### AIM OF THE TASK
Return every line of the entries that includes the word "clip".

### RECORDED INFORMATION
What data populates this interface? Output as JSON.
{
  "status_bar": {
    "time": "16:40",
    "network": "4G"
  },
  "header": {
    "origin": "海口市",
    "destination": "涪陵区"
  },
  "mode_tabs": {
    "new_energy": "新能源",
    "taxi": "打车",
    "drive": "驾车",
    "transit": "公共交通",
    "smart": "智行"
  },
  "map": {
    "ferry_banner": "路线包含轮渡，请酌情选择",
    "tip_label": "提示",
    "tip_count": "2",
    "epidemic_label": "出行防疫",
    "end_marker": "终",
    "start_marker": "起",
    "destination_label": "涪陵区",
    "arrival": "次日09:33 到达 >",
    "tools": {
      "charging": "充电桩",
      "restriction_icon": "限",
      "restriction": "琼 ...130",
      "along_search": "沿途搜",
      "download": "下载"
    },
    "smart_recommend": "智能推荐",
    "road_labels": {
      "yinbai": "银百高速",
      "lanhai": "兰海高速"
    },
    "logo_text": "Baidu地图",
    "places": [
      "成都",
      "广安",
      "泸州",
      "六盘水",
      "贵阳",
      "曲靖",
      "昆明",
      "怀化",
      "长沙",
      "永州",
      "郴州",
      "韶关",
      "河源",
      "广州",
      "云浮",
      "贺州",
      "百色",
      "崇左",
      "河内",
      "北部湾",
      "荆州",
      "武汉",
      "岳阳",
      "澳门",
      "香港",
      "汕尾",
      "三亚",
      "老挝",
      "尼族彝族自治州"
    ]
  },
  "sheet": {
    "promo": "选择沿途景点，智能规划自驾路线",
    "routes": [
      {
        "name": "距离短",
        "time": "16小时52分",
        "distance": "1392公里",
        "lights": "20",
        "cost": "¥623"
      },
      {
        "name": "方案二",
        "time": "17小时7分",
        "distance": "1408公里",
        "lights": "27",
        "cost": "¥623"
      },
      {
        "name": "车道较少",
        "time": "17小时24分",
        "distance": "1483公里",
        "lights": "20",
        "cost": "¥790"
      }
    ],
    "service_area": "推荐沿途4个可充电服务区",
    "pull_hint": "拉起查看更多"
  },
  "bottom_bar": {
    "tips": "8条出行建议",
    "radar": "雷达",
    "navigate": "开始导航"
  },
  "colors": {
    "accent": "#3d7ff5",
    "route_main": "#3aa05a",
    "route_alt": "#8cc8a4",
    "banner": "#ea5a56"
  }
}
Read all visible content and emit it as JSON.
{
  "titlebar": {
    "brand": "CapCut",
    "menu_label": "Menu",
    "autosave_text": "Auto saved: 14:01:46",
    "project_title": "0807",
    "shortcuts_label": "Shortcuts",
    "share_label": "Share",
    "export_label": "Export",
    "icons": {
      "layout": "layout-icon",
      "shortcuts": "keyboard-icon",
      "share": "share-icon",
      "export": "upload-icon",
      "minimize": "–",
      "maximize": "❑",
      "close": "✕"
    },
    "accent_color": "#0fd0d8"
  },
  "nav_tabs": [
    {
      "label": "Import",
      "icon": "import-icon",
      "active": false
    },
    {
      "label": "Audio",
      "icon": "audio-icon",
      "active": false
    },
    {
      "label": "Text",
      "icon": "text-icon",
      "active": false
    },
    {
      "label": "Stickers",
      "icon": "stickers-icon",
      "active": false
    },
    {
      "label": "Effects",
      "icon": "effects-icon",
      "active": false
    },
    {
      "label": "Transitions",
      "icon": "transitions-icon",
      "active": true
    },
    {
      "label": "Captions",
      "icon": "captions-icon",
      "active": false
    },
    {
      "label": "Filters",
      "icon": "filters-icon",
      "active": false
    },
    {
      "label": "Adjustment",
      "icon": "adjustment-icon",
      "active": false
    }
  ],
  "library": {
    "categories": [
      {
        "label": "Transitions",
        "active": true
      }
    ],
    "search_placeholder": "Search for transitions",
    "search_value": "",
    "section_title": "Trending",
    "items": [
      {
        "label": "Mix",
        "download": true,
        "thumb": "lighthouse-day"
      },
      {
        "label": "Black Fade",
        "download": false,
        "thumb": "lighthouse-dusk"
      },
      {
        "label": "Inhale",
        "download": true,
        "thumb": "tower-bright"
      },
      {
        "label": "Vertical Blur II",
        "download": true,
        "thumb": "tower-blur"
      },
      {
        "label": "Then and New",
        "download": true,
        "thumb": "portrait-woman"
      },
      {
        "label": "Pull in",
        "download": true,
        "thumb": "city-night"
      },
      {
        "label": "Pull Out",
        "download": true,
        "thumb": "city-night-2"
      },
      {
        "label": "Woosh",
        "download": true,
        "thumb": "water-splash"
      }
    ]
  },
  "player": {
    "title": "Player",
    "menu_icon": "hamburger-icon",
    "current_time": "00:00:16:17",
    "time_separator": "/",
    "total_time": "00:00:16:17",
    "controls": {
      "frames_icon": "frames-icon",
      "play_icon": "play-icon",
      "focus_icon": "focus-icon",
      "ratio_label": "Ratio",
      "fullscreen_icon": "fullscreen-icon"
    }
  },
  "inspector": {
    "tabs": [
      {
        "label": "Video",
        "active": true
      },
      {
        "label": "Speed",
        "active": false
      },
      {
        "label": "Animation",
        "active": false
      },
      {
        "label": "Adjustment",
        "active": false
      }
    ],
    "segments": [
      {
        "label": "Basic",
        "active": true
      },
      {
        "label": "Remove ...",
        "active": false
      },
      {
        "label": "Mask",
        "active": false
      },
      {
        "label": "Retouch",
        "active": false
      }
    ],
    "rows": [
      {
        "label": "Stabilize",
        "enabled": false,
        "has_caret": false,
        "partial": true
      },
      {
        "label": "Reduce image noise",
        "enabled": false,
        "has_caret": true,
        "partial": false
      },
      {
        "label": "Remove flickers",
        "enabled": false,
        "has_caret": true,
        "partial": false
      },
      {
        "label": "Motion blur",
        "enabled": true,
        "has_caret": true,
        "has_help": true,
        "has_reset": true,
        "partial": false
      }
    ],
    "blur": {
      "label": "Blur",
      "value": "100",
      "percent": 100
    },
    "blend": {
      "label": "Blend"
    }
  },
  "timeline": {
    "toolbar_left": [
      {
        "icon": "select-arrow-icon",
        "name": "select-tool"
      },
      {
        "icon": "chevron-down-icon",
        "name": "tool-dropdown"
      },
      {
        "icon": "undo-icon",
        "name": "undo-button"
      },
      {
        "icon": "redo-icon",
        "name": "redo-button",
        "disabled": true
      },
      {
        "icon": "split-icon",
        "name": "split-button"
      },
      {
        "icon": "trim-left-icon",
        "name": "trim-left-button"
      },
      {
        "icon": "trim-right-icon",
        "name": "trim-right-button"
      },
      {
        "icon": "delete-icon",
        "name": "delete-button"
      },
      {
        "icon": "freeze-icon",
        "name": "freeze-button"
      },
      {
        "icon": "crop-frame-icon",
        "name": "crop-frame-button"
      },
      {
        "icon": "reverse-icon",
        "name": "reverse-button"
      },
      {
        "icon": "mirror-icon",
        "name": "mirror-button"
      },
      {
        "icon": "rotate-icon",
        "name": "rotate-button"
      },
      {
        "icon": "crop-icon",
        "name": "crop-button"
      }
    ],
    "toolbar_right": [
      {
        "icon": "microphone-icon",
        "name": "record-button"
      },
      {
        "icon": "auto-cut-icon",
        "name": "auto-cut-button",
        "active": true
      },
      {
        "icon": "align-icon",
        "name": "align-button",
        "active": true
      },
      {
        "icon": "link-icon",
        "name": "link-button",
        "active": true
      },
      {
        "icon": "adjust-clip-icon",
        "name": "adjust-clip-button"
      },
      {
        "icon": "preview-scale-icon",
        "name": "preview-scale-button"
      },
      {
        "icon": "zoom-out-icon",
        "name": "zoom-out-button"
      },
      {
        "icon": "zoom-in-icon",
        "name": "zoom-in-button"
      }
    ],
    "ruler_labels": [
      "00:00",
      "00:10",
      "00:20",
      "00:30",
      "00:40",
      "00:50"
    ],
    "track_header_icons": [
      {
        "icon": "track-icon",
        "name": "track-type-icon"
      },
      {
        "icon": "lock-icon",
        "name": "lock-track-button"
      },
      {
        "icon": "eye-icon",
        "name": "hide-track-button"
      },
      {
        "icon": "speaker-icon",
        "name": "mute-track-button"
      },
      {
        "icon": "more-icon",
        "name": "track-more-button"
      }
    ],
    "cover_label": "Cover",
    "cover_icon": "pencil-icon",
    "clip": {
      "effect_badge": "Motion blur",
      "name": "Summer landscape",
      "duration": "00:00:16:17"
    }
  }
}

### THE ANSWER
        "icon": "adjust-clip-icon",
        "name": "adjust-clip-button"
    "clip": {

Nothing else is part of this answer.